Required action –
A complete, unaltered copy of the listing is needed. Write it out.

----------

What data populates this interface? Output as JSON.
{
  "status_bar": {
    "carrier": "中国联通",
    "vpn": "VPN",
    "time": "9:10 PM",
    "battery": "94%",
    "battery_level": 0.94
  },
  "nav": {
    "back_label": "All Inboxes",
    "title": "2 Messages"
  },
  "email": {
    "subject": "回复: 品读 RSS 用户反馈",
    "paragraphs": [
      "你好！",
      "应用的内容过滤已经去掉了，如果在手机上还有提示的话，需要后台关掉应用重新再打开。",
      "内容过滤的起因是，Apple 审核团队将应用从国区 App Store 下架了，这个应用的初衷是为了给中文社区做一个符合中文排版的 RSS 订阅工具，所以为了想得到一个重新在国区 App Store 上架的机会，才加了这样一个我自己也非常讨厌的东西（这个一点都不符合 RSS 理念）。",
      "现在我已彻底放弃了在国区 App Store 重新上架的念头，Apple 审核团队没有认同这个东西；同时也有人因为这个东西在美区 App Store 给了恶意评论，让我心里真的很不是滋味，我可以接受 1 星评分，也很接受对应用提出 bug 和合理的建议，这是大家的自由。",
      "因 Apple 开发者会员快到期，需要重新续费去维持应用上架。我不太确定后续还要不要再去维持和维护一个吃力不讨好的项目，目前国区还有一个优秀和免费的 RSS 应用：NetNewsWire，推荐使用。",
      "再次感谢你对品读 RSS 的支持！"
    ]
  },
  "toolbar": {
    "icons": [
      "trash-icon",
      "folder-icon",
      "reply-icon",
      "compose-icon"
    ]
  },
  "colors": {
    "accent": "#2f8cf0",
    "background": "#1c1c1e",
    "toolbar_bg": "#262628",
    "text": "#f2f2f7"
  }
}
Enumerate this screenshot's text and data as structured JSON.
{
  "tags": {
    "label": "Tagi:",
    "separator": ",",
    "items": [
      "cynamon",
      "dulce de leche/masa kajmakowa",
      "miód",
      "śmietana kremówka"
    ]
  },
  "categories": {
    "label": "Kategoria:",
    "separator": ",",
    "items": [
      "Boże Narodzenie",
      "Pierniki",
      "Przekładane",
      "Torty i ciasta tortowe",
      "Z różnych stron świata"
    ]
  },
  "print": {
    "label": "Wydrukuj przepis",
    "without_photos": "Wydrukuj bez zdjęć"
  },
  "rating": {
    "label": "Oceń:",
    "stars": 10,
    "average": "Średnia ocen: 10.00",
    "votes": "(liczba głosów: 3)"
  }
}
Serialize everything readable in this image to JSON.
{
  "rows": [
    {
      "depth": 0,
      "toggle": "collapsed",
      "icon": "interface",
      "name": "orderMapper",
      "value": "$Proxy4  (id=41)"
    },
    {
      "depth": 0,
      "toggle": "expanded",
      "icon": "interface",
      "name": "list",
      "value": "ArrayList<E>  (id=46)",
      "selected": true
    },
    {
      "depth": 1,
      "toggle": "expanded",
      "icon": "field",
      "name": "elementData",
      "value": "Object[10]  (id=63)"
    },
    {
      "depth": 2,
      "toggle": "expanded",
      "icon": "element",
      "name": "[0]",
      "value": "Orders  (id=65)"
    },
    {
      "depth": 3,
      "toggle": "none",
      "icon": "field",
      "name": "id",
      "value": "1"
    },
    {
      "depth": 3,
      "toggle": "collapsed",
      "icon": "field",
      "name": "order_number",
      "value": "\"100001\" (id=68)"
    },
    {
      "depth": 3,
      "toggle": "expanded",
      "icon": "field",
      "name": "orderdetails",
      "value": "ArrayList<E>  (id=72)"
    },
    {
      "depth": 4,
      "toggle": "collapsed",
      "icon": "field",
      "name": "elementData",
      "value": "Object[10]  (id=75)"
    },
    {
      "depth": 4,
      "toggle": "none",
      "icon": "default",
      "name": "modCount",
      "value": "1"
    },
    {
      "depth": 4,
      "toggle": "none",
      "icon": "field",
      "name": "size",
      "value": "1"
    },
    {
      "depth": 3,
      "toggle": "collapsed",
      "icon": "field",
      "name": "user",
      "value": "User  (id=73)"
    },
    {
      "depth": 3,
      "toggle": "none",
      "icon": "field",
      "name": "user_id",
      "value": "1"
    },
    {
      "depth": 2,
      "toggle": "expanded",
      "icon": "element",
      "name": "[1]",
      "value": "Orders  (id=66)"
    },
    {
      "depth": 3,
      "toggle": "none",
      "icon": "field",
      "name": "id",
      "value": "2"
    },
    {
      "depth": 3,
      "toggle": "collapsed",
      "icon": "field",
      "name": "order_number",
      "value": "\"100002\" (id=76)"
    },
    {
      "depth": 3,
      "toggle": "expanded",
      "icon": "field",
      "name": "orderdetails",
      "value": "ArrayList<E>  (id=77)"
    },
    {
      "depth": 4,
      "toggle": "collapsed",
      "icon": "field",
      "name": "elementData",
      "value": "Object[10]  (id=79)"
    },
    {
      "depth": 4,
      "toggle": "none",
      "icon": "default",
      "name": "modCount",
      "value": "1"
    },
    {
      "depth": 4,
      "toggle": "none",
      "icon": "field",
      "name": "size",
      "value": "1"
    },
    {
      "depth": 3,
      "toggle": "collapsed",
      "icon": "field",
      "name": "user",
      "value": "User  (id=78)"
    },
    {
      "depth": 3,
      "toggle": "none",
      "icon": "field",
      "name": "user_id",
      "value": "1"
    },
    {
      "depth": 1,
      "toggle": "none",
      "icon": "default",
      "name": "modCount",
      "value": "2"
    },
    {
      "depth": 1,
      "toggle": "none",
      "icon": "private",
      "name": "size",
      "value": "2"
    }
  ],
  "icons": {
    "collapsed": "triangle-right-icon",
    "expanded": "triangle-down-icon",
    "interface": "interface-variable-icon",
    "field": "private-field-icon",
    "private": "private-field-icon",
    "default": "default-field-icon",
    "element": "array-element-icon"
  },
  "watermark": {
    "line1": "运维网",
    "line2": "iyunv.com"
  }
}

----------

Task result –
What data populates this interface? Output as JSON.
{
  "status_bar": {
    "carrier": "中国联通",
    "vpn": "VPN",
    "time": "9:10 PM",
    "battery": "94%",
    "battery_level": 0.94
  },
  "nav": {
    "back_label": "All Inboxes",
    "title": "2 Messages"
  },
  "email": {
    "subject": "回复: 品读 RSS 用户反馈",
    "paragraphs": [
      "你好！",
      "应用的内容过滤已经去掉了，如果在手机上还有提示的话，需要后台关掉应用重新再打开。",
      "内容过滤的起因是，Apple 审核团队将应用从国区 App Store 下架了，这个应用的初衷是为了给中文社区做一个符合中文排版的 RSS 订阅工具，所以为了想得到一个重新在国区 App Store 上架的机会，才加了这样一个我自己也非常讨厌的东西（这个一点都不符合 RSS 理念）。",
      "现在我已彻底放弃了在国区 App Store 重新上架的念头，Apple 审核团队没有认同这个东西；同时也有人因为这个东西在美区 App Store 给了恶意评论，让我心里真的很不是滋味，我可以接受 1 星评分，也很接受对应用提出 bug 和合理的建议，这是大家的自由。",
      "因 Apple 开发者会员快到期，需要重新续费去维持应用上架。我不太确定后续还要不要再去维持和维护一个吃力不讨好的项目，目前国区还有一个优秀和免费的 RSS 应用：NetNewsWire，推荐使用。",
      "再次感谢你对品读 RSS 的支持！"
    ]
  },
  "toolbar": {
    "icons": [
      "trash-icon",
      "folder-icon",
      "reply-icon",
      "compose-icon"
    ]
  },
  "colors": {
    "accent": "#2f8cf0",
    "background": "#1c1c1e",
    "toolbar_bg": "#262628",
    "text": "#f2f2f7"
  }
}
Enumerate this screenshot's text and data as structured JSON.
{
  "tags": {
    "label": "Tagi:",
    "separator": ",",
    "items": [
      "cynamon",
      "dulce de leche/masa kajmakowa",
      "miód",
      "śmietana kremówka"
    ]
  },
  "categories": {
    "label": "Kategoria:",
    "separator": ",",
    "items": [
      "Boże Narodzenie",
      "Pierniki",
      "Przekładane",
      "Torty i ciasta tortowe",
      "Z różnych stron świata"
    ]
  },
  "print": {
    "label": "Wydrukuj przepis",
    "without_photos": "Wydrukuj bez zdjęć"
  },
  "rating": {
    "label": "Oceń:",
    "stars": 10,
    "average": "Średnia ocen: 10.00",
    "votes": "(liczba głosów: 3)"
  }
}
Serialize everything readable in this image to JSON.
{
  "rows": [
    {
      "depth": 0,
      "toggle": "collapsed",
      "icon": "interface",
      "name": "orderMapper",
      "value": "$Proxy4  (id=41)"
    },
    {
      "depth": 0,
      "toggle": "expanded",
      "icon": "interface",
      "name": "list",
      "value": "ArrayList<E>  (id=46)",
      "selected": true
    },
    {
      "depth": 1,
      "toggle": "expanded",
      "icon": "field",
      "name": "elementData",
      "value": "Object[10]  (id=63)"
    },
    {
      "depth": 2,
      "toggle": "expanded",
      "icon": "element",
      "name": "[0]",
      "value": "Orders  (id=65)"
    },
    {
      "depth": 3,
      "toggle": "none",
      "icon": "field",
      "name": "id",
      "value": "1"
    },
    {
      "depth": 3,
      "toggle": "collapsed",
      "icon": "field",
      "name": "order_number",
      "value": "\"100001\" (id=68)"
    },
    {
      "depth": 3,
      "toggle": "expanded",
      "icon": "field",
      "name": "orderdetails",
      "value": "ArrayList<E>  (id=72)"
    },
    {
      "depth": 4,
      "toggle": "collapsed",
      "icon": "field",
      "name": "elementData",
      "value": "Object[10]  (id=75)"
    },
    {
      "depth": 4,
      "toggle": "none",
      "icon": "default",
      "name": "modCount",
      "value": "1"
    },
    {
      "depth": 4,
      "toggle": "none",
      "icon": "field",
      "name": "size",
      "value": "1"
    },
    {
      "depth": 3,
      "toggle": "collapsed",
      "icon": "field",
      "name": "user",
      "value": "User  (id=73)"
    },
    {
      "depth": 3,
      "toggle": "none",
      "icon": "field",
      "name": "user_id",
      "value": "1"
    },
    {
      "depth": 2,
      "toggle": "expanded",
      "icon": "element",
      "name": "[1]",
      "value": "Orders  (id=66)"
    },
    {
      "depth": 3,
      "toggle": "none",
      "icon": "field",
      "name": "id",
      "value": "2"
    },
    {
      "depth": 3,
      "toggle": "collapsed",
      "icon": "field",
      "name": "order_number",
      "value": "\"100002\" (id=76)"
    },
    {
      "depth": 3,
      "toggle": "expanded",
      "icon": "field",
      "name": "orderdetails",
      "value": "ArrayList<E>  (id=77)"
    },
    {
      "depth": 4,
      "toggle": "collapsed",
      "icon": "field",
      "name": "elementData",
      "value": "Object[10]  (id=79)"
    },
    {
      "depth": 4,
      "toggle": "none",
      "icon": "default",
      "name": "modCount",
      "value": "1"
    },
    {
      "depth": 4,
      "toggle": "none",
      "icon": "field",
      "name": "size",
      "value": "1"
    },
    {
      "depth": 3,
      "toggle": "collapsed",
      "icon": "field",
      "name": "user",
      "value": "User  (id=78)"
    },
    {
      "depth": 3,
      "toggle": "none",
      "icon": "field",
      "name": "user_id",
      "value": "1"
    },
    {
      "depth": 1,
      "toggle": "none",
      "icon": "default",
      "name": "modCount",
      "value": "2"
    },
    {
      "depth": 1,
      "toggle": "none",
      "icon": "private",
      "name": "size",
      "value": "2"
    }
  ],
  "icons": {
    "collapsed": "triangle-right-icon",
    "expanded": "triangle-down-icon",
    "interface": "interface-variable-icon",
    "field": "private-field-icon",
    "private": "private-field-icon",
    "default": "default-field-icon",
    "element": "array-element-icon"
  },
  "watermark": {
    "line1": "运维网",
    "line2": "iyunv.com"
  }
}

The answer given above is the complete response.